"It'll be your legacy, not mine," he said. "You will discourage all future investment in this township, and give potential buyers a reason not to settle in Bruce due to the lack of affordable Internet options."
Conversely, he said if the offer is accepted, the township would bring the matter to an end and obtain the goal of providing high-speed Internet services.
Supervisor Richard Cory said he met with Lauer and discussed the offer on July 10, and has asked the township's attorney to try and move away from the current agreement.
Cory said the next step in the process will be to have the attorneys from each side meet to hammer out an agreement that works for both parties.
"(Lauer) is trying to make a business decision and we're trying to do what's best for the township," he said after the meeting. "I think we're close."
Clerk Susan Brockmann said the proposal from Solvaris was news to her, but the township has to consider its attorney's decisions on the matter.
"We signed the lease, he didn't sign the one that we all agreed on," she said after the meeting.
Treasurer Deborah Obrecht disagreed with charging Solvaris large fees, saying the idea is to make Internet services as affordable as possible.
"My opinion is the more you charge it's going to be passed onto the residents," she said.
Obrecht has worked on bringing Internet to the township since 2004. In October 2011, a contract with Air Advantage became null and void, which Obrecht attributed to the township asking for more money for the company to install equipment.
"If this was so lucrative, why, in all of these years, have we not had people knocking on our door to try and provide this service," she said.
Officials said AT&T has an easement on township property for DSL services that has no fees associated to it. Obrecht said according to legal counsel the township could've charged AT&T.
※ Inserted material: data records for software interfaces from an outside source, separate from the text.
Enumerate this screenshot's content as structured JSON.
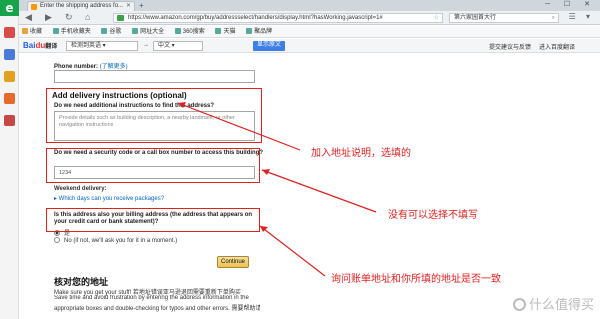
{
  "browser": {
    "sidebar_logo": "e",
    "tab": {
      "title": "Enter the shipping address fo..."
    },
    "nav": {
      "back": "◀",
      "forward": "▶",
      "refresh": "↻",
      "home": "⌂"
    },
    "address_bar": {
      "url": "https://www.amazon.com/gp/buy/addressselect/handlers/display.html?hasWorking.javascript=1#"
    },
    "search_box": {
      "value": "第六家园首大行"
    },
    "bookmarks": [
      "收藏",
      "手机收藏夹",
      "谷歌",
      "网址大全",
      "360搜索",
      "天猫",
      "聚品牌"
    ],
    "translate_bar": {
      "logo_main": "Bai",
      "logo_accent": "du",
      "logo_suffix": "翻译",
      "from": "检测到英语 ▾",
      "arrow": "→",
      "to": "中文 ▾",
      "button": "显示原文",
      "feedback": "提交建议与反馈",
      "open": "进入百度翻译"
    }
  },
  "page": {
    "phone_label": "Phone number:",
    "phone_hint": "(了解更多)",
    "section_title": "Add delivery instructions (optional)",
    "instructions_label": "Do we need additional instructions to find this address?",
    "instructions_placeholder": "Provide details such as building description, a nearby landmark, or other navigation instructions",
    "security_label": "Do we need a security code or a call box number to access this building?",
    "security_value": "1234",
    "weekend_label": "Weekend delivery:",
    "weekend_link": "▸ Which days can you receive packages?",
    "billing_question": "Is this address also your billing address (the address that appears on your credit card or bank statement)?",
    "billing_options": [
      {
        "label": "是",
        "selected": true
      },
      {
        "label": "No (if not, we'll ask you for it in a moment.)",
        "selected": false
      }
    ],
    "continue_button": "Continue",
    "verify_heading": "核对您的地址",
    "verify_text": [
      "Make sure you get your stuff! 若地址错误亚马逊退回需要重新下单购买",
      "Save time and avoid frustration by entering the address information in the",
      "appropriate boxes and double-checking for typos and other errors. 需要帮助请点"
    ]
  },
  "annotations": [
    "加入地址说明，选填的",
    "没有可以选择不填写",
    "询问账单地址和你所填的地址是否一致"
  ],
  "watermark": "什么值得买",
  "colors": {
    "annotation": "#dd2222",
    "link": "#0066c0",
    "continue_button": "#f0c14b"
  }
}
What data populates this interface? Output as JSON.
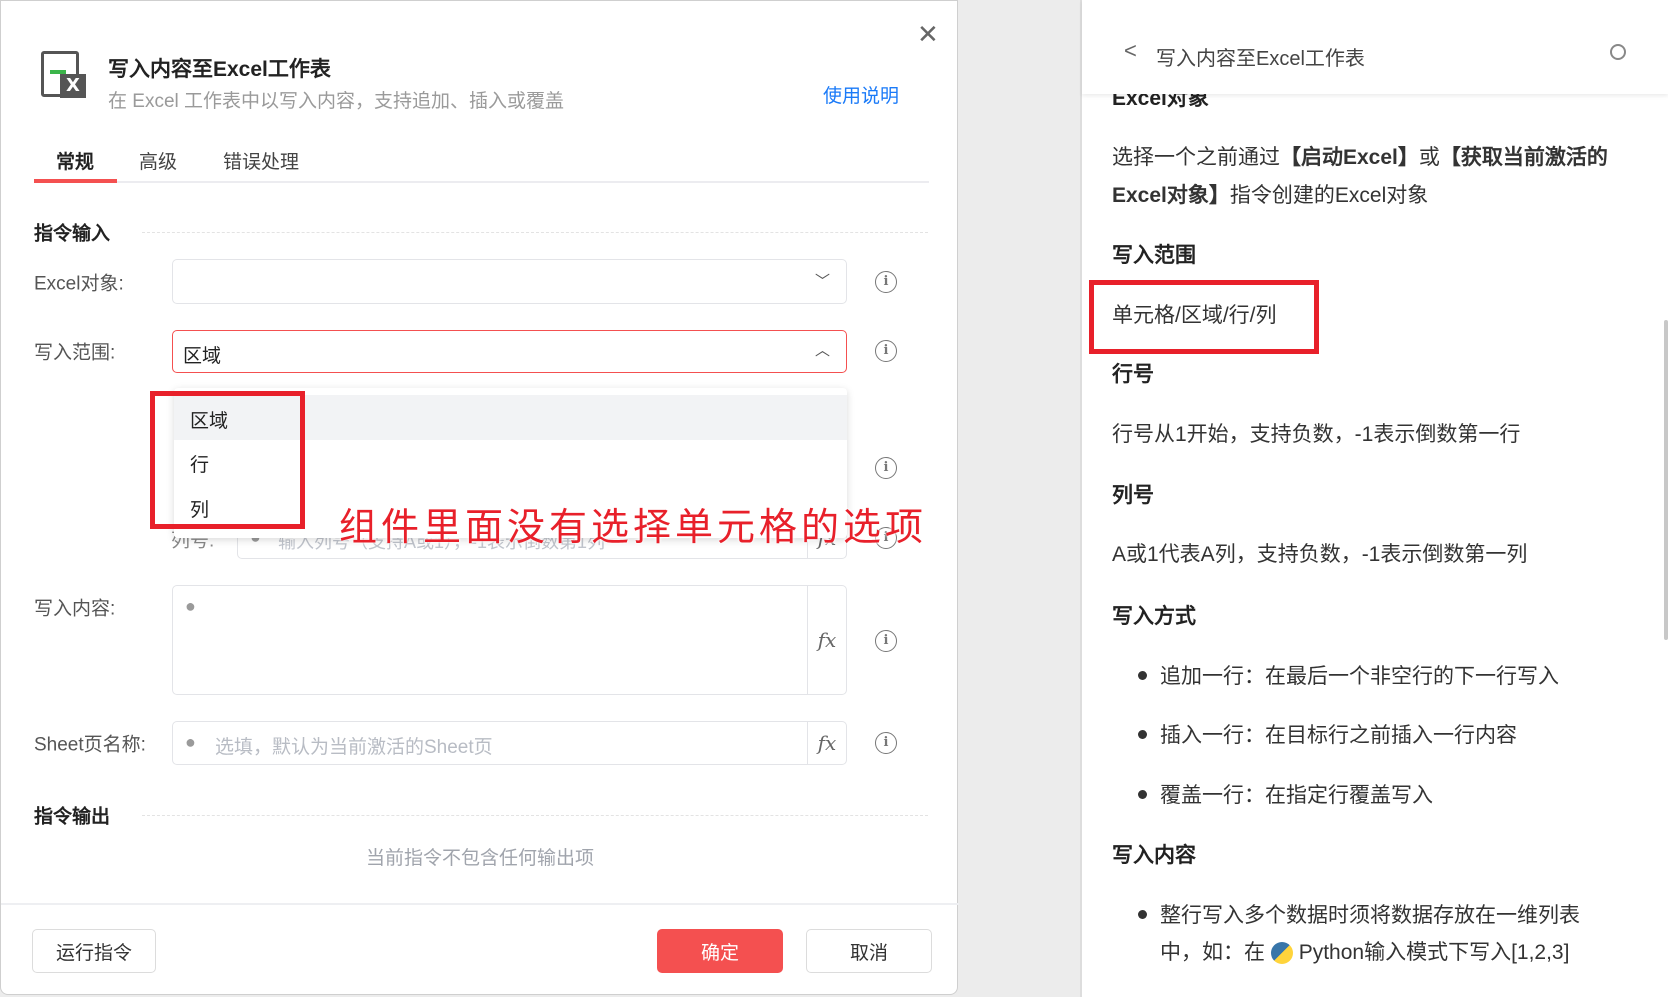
{
  "dialog": {
    "title": "写入内容至Excel工作表",
    "subtitle": "在 Excel 工作表中以写入内容，支持追加、插入或覆盖",
    "help_link": "使用说明",
    "tabs": [
      {
        "label": "常规",
        "active": true
      },
      {
        "label": "高级"
      },
      {
        "label": "错误处理"
      }
    ],
    "input_section": "指令输入",
    "fields": {
      "excel_object": {
        "label": "Excel对象:",
        "value": ""
      },
      "write_range": {
        "label": "写入范围:",
        "value": "区域",
        "options": [
          "区域",
          "行",
          "列"
        ]
      },
      "column": {
        "label": "列号:",
        "placeholder": "输入列号（支持A或1），-1表示倒数第1列"
      },
      "content": {
        "label": "写入内容:",
        "value": ""
      },
      "sheet": {
        "label": "Sheet页名称:",
        "placeholder": "选填，默认为当前激活的Sheet页"
      }
    },
    "output_section": "指令输出",
    "output_empty": "当前指令不包含任何输出项",
    "buttons": {
      "run": "运行指令",
      "ok": "确定",
      "cancel": "取消"
    },
    "annotation": "组件里面没有选择单元格的选项",
    "accent": "#f45050"
  },
  "help": {
    "title": "写入内容至Excel工作表",
    "cut_heading": "Excel对象",
    "p1a": "选择一个之前通过",
    "p1b": "【启动Excel】",
    "p1c": "或",
    "p1d": "【获取当前激活的",
    "p1e": "Excel对象】",
    "p1f": "指令创建的Excel对象",
    "h_range": "写入范围",
    "range_text": "单元格/区域/行/列",
    "h_row": "行号",
    "row_text": "行号从1开始，支持负数，-1表示倒数第一行",
    "h_col": "列号",
    "col_text": "A或1代表A列，支持负数，-1表示倒数第一列",
    "h_mode": "写入方式",
    "modes": [
      "追加一行：在最后一个非空行的下一行写入",
      "插入一行：在目标行之前插入一行内容",
      "覆盖一行：在指定行覆盖写入"
    ],
    "h_content": "写入内容",
    "content_line1": "整行写入多个数据时须将数据存放在一维列表",
    "content_line2a": "中，如：在",
    "content_line2b": "Python输入模式下写入[1,2,3]"
  }
}
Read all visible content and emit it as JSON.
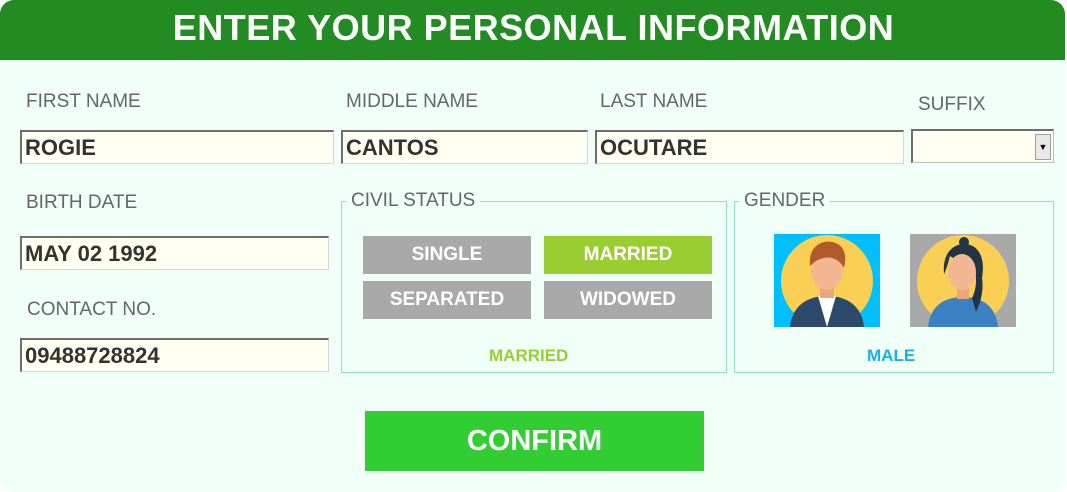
{
  "header": {
    "title": "ENTER YOUR PERSONAL INFORMATION"
  },
  "name": {
    "first_label": "FIRST NAME",
    "first_value": "ROGIE",
    "middle_label": "MIDDLE NAME",
    "middle_value": "CANTOS",
    "last_label": "LAST NAME",
    "last_value": "OCUTARE",
    "suffix_label": "SUFFIX",
    "suffix_value": ""
  },
  "birth": {
    "label": "BIRTH DATE",
    "value": "MAY 02 1992"
  },
  "contact": {
    "label": "CONTACT NO.",
    "value": "09488728824"
  },
  "civil_status": {
    "legend": "CIVIL STATUS",
    "options": [
      "SINGLE",
      "MARRIED",
      "SEPARATED",
      "WIDOWED"
    ],
    "selected": "MARRIED",
    "selected_color": "#9acd32",
    "unselected_color": "#a9a9a9"
  },
  "gender": {
    "legend": "GENDER",
    "options": [
      {
        "icon": "male-avatar-icon",
        "background": "#00bfff"
      },
      {
        "icon": "female-avatar-icon",
        "background": "#a9a9a9"
      }
    ],
    "selected": "MALE",
    "selected_color": "#1ab0ea"
  },
  "confirm": {
    "label": "CONFIRM",
    "color": "#32cd32"
  },
  "theme": {
    "header_bg": "#228b22",
    "panel_bg": "#f0fff7",
    "field_bg": "#fffff2"
  }
}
Residents spoke against the township's actions regarding the lease agreement. Trese Servitto-Smith said she believes the township's open-ended co-location fees are "just short of extortion."
"This board seems to be demanding a portion of what Solvaris charges for the potential co-location fees if Solvaris wants the height increased," she said.
Michelle Schuchard said the township should only change the height in the lease agreement to 200 feet instead of including it with the co-location fees.
"To sit there and change the wording of it, I think, is a little underhanded," she said. "Enough is enough, we want our Internet."